[Interface dataset entries]
....

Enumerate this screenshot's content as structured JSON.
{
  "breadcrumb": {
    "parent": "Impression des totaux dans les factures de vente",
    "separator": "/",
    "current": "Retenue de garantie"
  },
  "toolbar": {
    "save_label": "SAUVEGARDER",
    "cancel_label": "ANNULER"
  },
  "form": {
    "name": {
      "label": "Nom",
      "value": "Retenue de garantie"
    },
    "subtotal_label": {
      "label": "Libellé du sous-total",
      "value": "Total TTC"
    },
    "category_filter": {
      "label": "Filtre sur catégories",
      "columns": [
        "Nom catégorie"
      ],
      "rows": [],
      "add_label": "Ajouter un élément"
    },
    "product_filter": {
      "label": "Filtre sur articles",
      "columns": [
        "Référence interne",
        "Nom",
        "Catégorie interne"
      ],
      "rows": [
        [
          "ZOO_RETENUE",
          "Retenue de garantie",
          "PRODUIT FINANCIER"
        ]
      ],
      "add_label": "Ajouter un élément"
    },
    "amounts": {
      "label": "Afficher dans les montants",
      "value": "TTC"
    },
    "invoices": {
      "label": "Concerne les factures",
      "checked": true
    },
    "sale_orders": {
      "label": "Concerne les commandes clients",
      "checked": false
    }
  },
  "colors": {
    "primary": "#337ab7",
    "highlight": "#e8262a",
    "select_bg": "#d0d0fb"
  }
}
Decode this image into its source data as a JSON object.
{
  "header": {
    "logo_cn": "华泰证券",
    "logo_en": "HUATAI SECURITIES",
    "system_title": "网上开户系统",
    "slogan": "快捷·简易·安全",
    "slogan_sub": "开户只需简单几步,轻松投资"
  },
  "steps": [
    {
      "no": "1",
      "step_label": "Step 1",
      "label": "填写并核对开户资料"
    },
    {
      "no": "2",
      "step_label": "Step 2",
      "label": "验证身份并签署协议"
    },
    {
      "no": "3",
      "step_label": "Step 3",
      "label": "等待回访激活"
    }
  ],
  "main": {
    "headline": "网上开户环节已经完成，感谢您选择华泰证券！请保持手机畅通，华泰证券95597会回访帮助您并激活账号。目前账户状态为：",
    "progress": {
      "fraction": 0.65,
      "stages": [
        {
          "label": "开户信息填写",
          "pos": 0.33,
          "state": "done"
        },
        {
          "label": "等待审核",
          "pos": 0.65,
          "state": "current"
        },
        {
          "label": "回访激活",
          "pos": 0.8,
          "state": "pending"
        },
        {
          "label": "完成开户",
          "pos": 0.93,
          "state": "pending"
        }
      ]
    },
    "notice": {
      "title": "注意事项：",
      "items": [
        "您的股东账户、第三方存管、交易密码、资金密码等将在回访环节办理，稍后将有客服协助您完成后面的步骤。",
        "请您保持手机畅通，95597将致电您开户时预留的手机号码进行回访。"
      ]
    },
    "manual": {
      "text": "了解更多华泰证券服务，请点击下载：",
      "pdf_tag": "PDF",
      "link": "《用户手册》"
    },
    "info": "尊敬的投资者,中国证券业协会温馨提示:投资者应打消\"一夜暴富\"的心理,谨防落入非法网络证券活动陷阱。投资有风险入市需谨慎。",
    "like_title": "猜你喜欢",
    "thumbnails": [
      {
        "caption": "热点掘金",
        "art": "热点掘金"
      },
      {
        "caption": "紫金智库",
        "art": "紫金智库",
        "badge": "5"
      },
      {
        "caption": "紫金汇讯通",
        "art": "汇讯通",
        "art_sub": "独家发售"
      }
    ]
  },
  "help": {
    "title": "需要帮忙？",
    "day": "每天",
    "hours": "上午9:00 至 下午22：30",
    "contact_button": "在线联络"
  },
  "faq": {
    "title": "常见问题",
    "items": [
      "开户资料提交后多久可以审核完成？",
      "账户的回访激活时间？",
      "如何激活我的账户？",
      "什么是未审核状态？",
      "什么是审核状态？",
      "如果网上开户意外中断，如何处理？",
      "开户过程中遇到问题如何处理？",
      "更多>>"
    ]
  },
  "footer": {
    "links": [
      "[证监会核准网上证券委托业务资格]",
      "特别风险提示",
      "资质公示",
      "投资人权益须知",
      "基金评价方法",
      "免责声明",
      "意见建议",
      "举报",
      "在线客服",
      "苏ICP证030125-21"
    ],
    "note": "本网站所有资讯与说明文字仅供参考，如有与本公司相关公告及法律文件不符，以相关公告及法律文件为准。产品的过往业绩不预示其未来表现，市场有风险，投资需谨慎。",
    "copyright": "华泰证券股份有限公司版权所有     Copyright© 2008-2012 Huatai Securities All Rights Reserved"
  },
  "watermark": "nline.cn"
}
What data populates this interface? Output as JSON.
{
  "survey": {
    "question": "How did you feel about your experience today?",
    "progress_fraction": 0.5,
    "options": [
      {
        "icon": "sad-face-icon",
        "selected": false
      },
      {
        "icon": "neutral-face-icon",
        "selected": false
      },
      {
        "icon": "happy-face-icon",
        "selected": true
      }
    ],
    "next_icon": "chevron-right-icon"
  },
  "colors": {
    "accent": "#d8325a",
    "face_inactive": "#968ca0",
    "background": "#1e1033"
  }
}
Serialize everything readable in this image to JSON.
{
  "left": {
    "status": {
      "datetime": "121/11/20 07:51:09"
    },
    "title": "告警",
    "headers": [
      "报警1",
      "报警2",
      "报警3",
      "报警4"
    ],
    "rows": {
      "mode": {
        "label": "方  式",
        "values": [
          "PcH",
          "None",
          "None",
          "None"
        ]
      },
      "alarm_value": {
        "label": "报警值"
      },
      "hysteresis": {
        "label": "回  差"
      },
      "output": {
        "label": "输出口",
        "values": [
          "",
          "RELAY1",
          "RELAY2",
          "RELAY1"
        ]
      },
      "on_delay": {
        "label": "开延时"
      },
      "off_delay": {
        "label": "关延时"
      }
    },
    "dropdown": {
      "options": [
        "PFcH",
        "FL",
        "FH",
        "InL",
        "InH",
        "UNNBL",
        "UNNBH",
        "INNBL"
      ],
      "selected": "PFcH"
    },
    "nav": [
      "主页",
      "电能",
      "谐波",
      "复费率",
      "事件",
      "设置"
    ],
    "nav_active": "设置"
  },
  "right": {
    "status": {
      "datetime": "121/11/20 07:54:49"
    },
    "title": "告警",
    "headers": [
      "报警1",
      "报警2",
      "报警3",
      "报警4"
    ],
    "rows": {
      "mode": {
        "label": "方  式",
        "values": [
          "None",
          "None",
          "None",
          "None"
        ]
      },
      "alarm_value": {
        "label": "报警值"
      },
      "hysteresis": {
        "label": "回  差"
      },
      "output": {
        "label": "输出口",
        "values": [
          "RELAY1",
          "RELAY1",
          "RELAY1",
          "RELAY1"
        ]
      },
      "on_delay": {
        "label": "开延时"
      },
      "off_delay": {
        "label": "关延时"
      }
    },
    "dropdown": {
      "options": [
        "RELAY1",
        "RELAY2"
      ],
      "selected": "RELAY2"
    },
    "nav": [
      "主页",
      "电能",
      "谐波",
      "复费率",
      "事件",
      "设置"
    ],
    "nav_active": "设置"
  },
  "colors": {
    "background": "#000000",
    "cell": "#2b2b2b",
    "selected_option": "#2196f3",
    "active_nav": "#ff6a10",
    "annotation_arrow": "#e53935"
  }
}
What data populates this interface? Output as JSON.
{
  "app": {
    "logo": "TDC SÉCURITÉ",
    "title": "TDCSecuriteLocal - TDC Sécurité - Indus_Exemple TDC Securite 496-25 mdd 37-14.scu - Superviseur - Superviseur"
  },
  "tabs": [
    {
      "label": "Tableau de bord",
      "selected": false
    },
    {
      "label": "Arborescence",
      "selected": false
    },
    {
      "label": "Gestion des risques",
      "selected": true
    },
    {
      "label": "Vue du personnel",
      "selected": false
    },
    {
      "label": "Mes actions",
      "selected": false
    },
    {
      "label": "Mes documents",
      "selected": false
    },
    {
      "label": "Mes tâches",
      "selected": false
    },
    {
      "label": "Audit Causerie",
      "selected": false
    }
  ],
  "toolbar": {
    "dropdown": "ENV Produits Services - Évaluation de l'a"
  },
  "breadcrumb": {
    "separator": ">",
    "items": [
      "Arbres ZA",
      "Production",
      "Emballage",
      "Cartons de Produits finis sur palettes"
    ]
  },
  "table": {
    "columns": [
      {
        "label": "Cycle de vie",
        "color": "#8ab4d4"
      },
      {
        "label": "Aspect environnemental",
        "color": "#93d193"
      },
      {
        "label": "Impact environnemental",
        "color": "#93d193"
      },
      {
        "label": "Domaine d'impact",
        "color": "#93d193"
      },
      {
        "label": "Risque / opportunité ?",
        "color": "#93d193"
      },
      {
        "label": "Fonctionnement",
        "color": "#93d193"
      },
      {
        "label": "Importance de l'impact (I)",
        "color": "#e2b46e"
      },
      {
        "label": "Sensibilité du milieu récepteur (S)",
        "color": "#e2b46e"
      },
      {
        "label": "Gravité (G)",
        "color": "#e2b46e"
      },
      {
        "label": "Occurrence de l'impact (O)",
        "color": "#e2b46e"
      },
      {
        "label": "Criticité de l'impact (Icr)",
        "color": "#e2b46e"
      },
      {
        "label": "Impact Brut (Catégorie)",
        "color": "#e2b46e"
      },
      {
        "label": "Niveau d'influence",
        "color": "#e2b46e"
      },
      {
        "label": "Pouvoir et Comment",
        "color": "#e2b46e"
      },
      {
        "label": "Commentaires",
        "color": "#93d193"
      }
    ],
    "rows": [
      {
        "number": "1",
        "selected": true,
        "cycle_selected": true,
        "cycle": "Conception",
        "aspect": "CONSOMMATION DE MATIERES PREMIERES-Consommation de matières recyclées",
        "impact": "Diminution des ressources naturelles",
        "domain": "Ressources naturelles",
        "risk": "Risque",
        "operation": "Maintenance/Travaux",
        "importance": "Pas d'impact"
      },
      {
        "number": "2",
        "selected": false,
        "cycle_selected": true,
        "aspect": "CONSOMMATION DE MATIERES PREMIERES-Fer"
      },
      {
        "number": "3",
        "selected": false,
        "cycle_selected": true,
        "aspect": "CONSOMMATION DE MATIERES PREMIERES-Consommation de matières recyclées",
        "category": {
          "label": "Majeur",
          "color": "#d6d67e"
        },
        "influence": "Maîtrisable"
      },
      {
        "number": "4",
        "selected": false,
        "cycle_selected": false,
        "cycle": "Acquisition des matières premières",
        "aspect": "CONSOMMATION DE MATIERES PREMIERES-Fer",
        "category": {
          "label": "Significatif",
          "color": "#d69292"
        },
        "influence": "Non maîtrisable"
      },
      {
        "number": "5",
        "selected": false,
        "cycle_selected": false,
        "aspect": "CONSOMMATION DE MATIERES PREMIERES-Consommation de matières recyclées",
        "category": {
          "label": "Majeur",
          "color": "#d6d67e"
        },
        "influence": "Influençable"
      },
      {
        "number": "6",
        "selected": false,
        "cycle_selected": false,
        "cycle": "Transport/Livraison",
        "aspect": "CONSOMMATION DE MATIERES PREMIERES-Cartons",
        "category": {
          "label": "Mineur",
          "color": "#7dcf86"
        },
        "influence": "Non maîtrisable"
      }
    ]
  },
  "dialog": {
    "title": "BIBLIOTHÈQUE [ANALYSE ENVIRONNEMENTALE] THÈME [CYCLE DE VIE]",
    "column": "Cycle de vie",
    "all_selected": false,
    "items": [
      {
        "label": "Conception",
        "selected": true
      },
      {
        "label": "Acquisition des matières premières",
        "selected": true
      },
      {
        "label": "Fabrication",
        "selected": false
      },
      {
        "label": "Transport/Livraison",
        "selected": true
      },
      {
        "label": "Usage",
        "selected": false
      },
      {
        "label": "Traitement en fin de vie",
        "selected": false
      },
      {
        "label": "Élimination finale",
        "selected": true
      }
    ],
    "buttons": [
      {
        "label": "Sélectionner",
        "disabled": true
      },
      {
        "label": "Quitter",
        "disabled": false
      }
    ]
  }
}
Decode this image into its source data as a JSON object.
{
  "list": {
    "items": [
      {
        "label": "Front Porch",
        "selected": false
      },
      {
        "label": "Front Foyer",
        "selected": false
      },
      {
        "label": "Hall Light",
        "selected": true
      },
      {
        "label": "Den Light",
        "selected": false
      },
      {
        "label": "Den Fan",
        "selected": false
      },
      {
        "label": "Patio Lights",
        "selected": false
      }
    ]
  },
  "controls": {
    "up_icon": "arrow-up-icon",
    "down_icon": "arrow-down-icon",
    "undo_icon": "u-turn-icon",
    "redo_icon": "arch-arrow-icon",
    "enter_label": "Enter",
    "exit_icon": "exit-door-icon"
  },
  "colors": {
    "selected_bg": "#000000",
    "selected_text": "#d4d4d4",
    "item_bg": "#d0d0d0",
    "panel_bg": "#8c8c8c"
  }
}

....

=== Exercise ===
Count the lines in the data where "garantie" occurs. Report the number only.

=== Solution ===
3